  • Acquisitions and new products: AIOCF has a history of strong acquisitions that complement its product line (such as RedCloud and VideoIQ) and regularly develops innovative products. This factor would most benefit top line revenues if realized.
  • Shift to enterprise sales: In the past, AIOCF has had a low amount of its sales come from enterprises. However, the company has begun to focus on enterprises due to higher profitability in comparison to non-enterprise customers, with adjustments to products and increased marketing. Management predicts that the market is composed of 20% enterprise customers and 80% non-enterprise customers, and is currently at around 18% revenue from enterprises as of Q2 2014.
  • Financial flexibility: Should the company wish to aggressively expand, it has the ability to do so with over 50% of its assets in cash, and no long-term debt.


Considering its strong balance sheet and that it does not carry any long-term debt, the primary risk in investing in AIOCF would be business risk. Much of the company's value is tied to its future performance, and failure to meet expectations would have a significant negative impact on the company's share price. This has already been demonstrated numerous times in 2014. It is not only imperative for AIOCF to capture market share and grow revenues in the short term, but maintain profitability in the long term as well. Furthermore, considering how the company operates outside of North America, foreign exchange rate risk would be another consideration.

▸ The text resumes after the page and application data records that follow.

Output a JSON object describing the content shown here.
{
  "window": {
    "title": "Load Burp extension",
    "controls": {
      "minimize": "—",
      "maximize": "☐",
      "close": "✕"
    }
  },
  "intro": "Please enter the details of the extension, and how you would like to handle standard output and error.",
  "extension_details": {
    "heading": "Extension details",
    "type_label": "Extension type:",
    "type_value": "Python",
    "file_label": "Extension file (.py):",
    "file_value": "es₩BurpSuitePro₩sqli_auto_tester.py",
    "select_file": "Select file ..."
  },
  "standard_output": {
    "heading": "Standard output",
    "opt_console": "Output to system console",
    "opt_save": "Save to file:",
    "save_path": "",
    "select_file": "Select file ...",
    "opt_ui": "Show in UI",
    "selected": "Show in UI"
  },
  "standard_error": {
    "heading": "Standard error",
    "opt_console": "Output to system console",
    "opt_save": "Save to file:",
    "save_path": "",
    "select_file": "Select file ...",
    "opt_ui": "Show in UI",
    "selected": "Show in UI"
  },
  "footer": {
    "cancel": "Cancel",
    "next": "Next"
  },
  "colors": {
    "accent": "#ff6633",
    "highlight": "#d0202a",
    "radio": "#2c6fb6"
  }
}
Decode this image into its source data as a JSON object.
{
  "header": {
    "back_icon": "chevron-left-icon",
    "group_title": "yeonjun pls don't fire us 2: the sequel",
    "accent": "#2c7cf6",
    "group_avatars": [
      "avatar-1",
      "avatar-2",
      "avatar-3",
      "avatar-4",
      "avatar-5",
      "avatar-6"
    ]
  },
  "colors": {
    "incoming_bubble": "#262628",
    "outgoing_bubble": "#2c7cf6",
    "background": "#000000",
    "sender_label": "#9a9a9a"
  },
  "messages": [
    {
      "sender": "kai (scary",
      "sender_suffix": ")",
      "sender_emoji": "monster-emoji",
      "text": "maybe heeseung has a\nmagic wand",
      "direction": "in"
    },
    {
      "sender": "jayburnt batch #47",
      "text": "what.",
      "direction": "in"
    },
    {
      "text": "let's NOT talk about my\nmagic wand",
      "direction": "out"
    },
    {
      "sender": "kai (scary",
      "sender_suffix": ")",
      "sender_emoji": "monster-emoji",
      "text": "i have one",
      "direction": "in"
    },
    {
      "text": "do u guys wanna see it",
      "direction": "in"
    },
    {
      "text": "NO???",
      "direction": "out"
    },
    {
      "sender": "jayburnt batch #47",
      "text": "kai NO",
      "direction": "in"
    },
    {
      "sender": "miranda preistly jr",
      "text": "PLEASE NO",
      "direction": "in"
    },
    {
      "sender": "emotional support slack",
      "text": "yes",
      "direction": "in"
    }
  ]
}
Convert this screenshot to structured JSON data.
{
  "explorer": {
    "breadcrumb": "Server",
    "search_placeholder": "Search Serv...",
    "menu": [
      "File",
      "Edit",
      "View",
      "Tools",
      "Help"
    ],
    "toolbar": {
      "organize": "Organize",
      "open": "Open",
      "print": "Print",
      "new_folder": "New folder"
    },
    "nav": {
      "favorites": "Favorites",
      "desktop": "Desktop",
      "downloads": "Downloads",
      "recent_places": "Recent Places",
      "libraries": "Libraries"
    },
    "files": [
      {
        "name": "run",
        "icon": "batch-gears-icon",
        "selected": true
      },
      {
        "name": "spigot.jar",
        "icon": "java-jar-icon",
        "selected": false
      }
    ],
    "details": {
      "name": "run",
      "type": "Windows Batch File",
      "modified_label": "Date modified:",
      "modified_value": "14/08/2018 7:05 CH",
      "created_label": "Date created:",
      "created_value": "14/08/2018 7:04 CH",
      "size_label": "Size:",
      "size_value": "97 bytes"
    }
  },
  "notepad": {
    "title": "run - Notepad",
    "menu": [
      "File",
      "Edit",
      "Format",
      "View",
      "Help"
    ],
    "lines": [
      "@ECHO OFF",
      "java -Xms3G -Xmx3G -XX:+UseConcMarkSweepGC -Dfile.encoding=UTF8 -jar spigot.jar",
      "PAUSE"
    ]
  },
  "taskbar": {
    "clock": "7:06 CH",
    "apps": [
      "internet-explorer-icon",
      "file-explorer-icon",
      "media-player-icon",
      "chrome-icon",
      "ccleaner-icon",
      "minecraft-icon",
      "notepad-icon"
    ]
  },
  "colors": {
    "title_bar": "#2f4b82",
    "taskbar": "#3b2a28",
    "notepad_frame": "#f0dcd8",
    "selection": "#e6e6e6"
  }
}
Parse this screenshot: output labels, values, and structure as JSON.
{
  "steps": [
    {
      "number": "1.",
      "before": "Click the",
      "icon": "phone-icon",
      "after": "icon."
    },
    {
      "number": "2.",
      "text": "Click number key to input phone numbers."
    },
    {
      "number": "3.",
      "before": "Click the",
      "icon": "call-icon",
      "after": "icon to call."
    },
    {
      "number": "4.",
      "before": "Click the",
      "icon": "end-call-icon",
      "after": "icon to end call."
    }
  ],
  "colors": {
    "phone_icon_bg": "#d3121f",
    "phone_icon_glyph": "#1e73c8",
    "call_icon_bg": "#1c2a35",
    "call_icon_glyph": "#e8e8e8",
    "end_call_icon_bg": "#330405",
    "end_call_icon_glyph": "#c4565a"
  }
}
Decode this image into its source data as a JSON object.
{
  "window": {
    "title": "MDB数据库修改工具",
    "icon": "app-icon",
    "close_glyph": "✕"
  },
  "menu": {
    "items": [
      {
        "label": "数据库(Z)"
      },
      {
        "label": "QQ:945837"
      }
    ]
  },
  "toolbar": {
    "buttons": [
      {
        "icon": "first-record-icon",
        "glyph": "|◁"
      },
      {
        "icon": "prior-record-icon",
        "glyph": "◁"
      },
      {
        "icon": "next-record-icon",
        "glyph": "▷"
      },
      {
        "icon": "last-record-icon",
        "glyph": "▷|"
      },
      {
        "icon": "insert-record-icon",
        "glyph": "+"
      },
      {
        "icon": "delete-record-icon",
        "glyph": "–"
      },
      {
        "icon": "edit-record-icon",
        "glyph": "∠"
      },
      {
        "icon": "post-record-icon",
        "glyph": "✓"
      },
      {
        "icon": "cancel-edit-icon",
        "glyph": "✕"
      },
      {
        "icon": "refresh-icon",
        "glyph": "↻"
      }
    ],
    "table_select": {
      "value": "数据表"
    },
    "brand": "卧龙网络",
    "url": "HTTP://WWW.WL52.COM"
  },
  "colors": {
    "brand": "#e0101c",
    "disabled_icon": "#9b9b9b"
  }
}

Overall, AIOCF is a company that is currently significantly undervalued due to a market overreaction and strong long-term prospects. Despite being volatile, the risks are mitigated through experienced management and a strong strategy guiding the company. Valuation models indicate that AIOCF is undervalued by at least 50%, and is well deserving of a second look for almost any investor.

Disclosure: The author is long AIOCF. The author wrote this article themselves, and it expresses their own opinions. The author is not receiving compensation for it (other than from Seeking Alpha). The author has no business relationship with any company whose stock is mentioned in this article.